Intimate, humorous, and insightful, Readings is a collection of classic essays and reviews by Michael Dirda, book critic of the Washington Post and winner of the 1993 Pulitzer Prize for criticism. From a first reading of Beckett and Faulkner at the feet of an inspirational high-school English teacher to a meeting of the P. G. Wodehouse Society, from an obsession with Nabokov's Lolita to the discovery of the Japanese epic The Tale of Genji, these essays chronicle a lifetime of literary enjoyment.

If you have never happened upon Michael's Dirda's "Readings" column in the Washington Post Book World, yours is a sorry fate indeed. One never knows what one will find there, except that it will come filtered through the witty, unpretentious, voracious, book-besotted being that is Michael Dirda. In one column, Dirda introduces Guy Davenport, "the best literary essayist since Randall Jarrell and Cyril Connolly"; just as ardently, he reports elsewhere on a weekend convention of the P.G. Wodehouse Society. Another column finds Dirda spatting with his spouse over the preferred fate of his children's outgrown books (she says get rid of them; he hides them in the garage). Yet another column--several, actually--find him fondling and justifying the purchase of some first edition or another.
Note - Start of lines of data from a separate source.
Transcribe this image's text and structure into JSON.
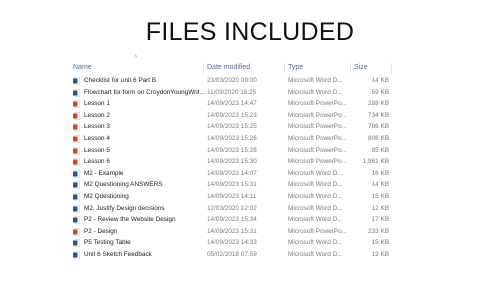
{
  "slide": {
    "title": "FILES INCLUDED"
  },
  "explorer": {
    "columns": {
      "name": "Name",
      "date": "Date modified",
      "type": "Type",
      "size": "Size"
    },
    "sort_indicator": "^",
    "files": [
      {
        "name": "Checklist for unit 6 Part B",
        "date": "23/03/2020 09:00",
        "type": "Microsoft Word D...",
        "size": "14 KB",
        "icon": "word-doc-icon",
        "color": "#2b5797"
      },
      {
        "name": "Flowchart for form on CroydonYoungWrit...",
        "date": "11/03/2020 16:25",
        "type": "Microsoft Word D...",
        "size": "59 KB",
        "icon": "word-doc-icon",
        "color": "#2b5797"
      },
      {
        "name": "Lesson 1",
        "date": "14/09/2023 14:47",
        "type": "Microsoft PowerPo...",
        "size": "288 KB",
        "icon": "powerpoint-icon",
        "color": "#d24726"
      },
      {
        "name": "Lesson 2",
        "date": "14/09/2023 15:23",
        "type": "Microsoft PowerPo...",
        "size": "734 KB",
        "icon": "powerpoint-icon",
        "color": "#d24726"
      },
      {
        "name": "Lesson 3",
        "date": "14/09/2023 15:25",
        "type": "Microsoft PowerPo...",
        "size": "786 KB",
        "icon": "powerpoint-icon",
        "color": "#d24726"
      },
      {
        "name": "Lesson 4",
        "date": "14/09/2023 15:26",
        "type": "Microsoft PowerPo...",
        "size": "806 KB",
        "icon": "powerpoint-icon",
        "color": "#d24726"
      },
      {
        "name": "Lesson 5",
        "date": "14/09/2023 15:28",
        "type": "Microsoft PowerPo...",
        "size": "85 KB",
        "icon": "powerpoint-icon",
        "color": "#d24726"
      },
      {
        "name": "Lesson 6",
        "date": "14/09/2023 15:30",
        "type": "Microsoft PowerPo...",
        "size": "1,961 KB",
        "icon": "powerpoint-icon",
        "color": "#d24726"
      },
      {
        "name": "M2 - Example",
        "date": "14/09/2023 14:07",
        "type": "Microsoft Word D...",
        "size": "16 KB",
        "icon": "word-doc-icon",
        "color": "#2b5797"
      },
      {
        "name": "M2 Questioning ANSWERS",
        "date": "14/09/2023 15:31",
        "type": "Microsoft Word D...",
        "size": "14 KB",
        "icon": "word-doc-icon",
        "color": "#2b5797"
      },
      {
        "name": "M2 Questioning",
        "date": "14/09/2023 14:11",
        "type": "Microsoft Word D...",
        "size": "15 KB",
        "icon": "word-doc-icon",
        "color": "#2b5797"
      },
      {
        "name": "M2. Justify Design decisions",
        "date": "12/03/2020 12:02",
        "type": "Microsoft Word D...",
        "size": "12 KB",
        "icon": "word-doc-icon",
        "color": "#2b5797"
      },
      {
        "name": "P2 -  Review the Website Design",
        "date": "14/09/2023 15:34",
        "type": "Microsoft Word D...",
        "size": "17 KB",
        "icon": "word-doc-icon",
        "color": "#2b5797"
      },
      {
        "name": "P2 - Design",
        "date": "14/09/2023 15:31",
        "type": "Microsoft PowerPo...",
        "size": "233 KB",
        "icon": "powerpoint-icon",
        "color": "#d24726"
      },
      {
        "name": "P5 Testing Table",
        "date": "14/09/2023 14:33",
        "type": "Microsoft Word D...",
        "size": "15 KB",
        "icon": "word-doc-icon",
        "color": "#2b5797"
      },
      {
        "name": "Unit 6 Sketch Feedback",
        "date": "05/02/2018 07:59",
        "type": "Microsoft Word D...",
        "size": "19 KB",
        "icon": "word-doc-icon",
        "color": "#2b5797"
      }
    ]
  }
}
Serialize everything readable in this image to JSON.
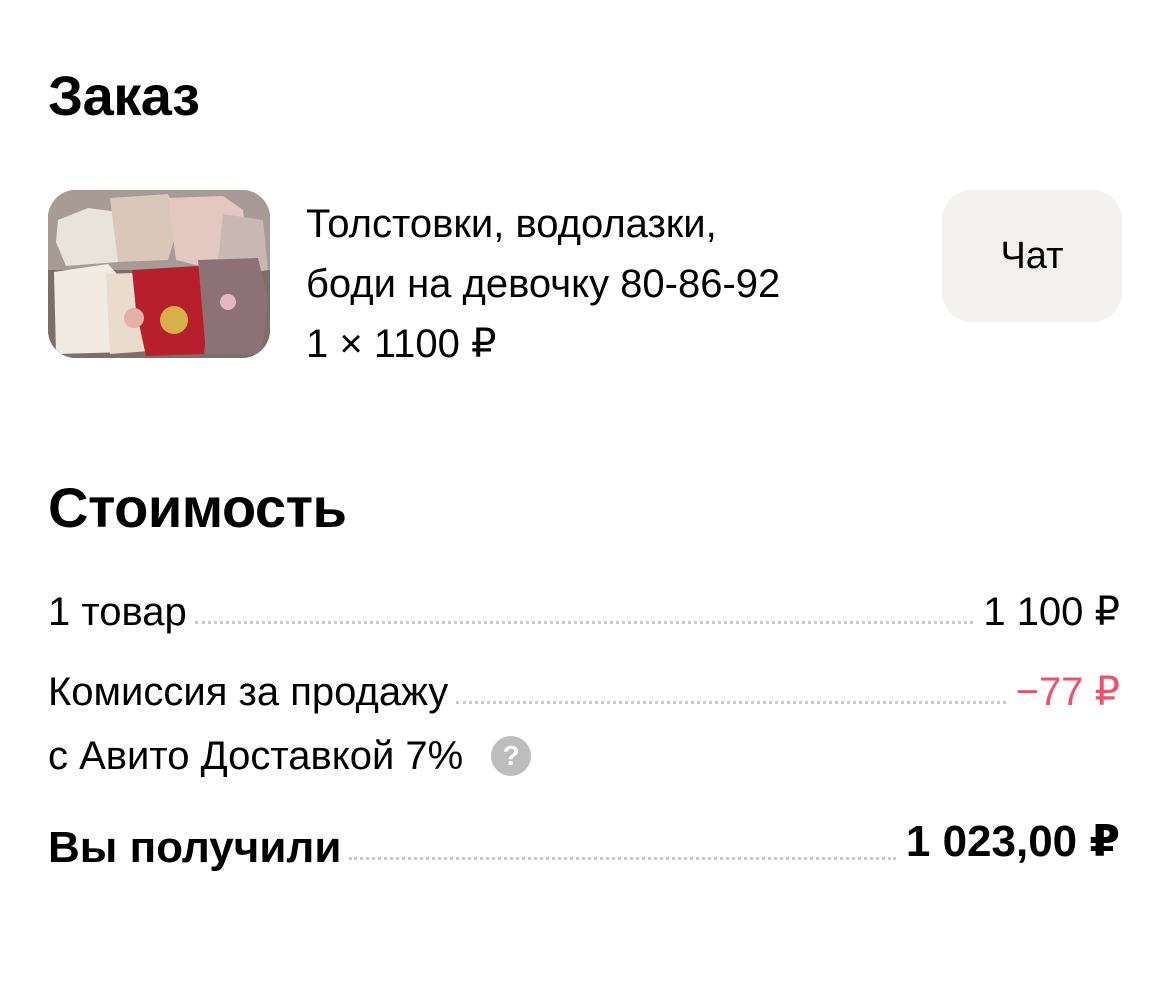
{
  "order": {
    "title": "Заказ",
    "product": {
      "image_name": "product-photo",
      "title_line1": "Толстовки, водолазки,",
      "title_line2": "боди на девочку 80-86-92",
      "qty_price": "1 × 1100 ₽"
    },
    "chat_label": "Чат"
  },
  "cost": {
    "title": "Стоимость",
    "items_label": "1 товар",
    "items_value": "1 100 ₽",
    "commission_label_line1": "Комиссия за продажу",
    "commission_label_line2": "с Авито Доставкой 7%",
    "commission_value": "−77 ₽",
    "commission_color": "#f2506a",
    "help_icon": "question-circle-icon",
    "help_symbol": "?",
    "total_label": "Вы получили",
    "total_value": "1 023,00 ₽"
  }
}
Dirda writes about books he has (sort of) stolen, teachers who mattered, and an early 11th century Japanese novel (Murasaki Shikubu's The Tale of Genji). He even discusses his secret desire not to read so many books. "I sometimes think that a passion for omnivorous reading has seduced me into a lifetime of one-night stands," he says, "while the less promiscuous have managed to find a single true and more fulfilling love." For our sake, Mr. Dirda, keep up those love affairs--that passion is contagious. Those many Dirda enthusiasms, presented here in a collection of 46 "Readings" columns, will ignite fires aplenty in the curious reader's mind. --Jane Steinberg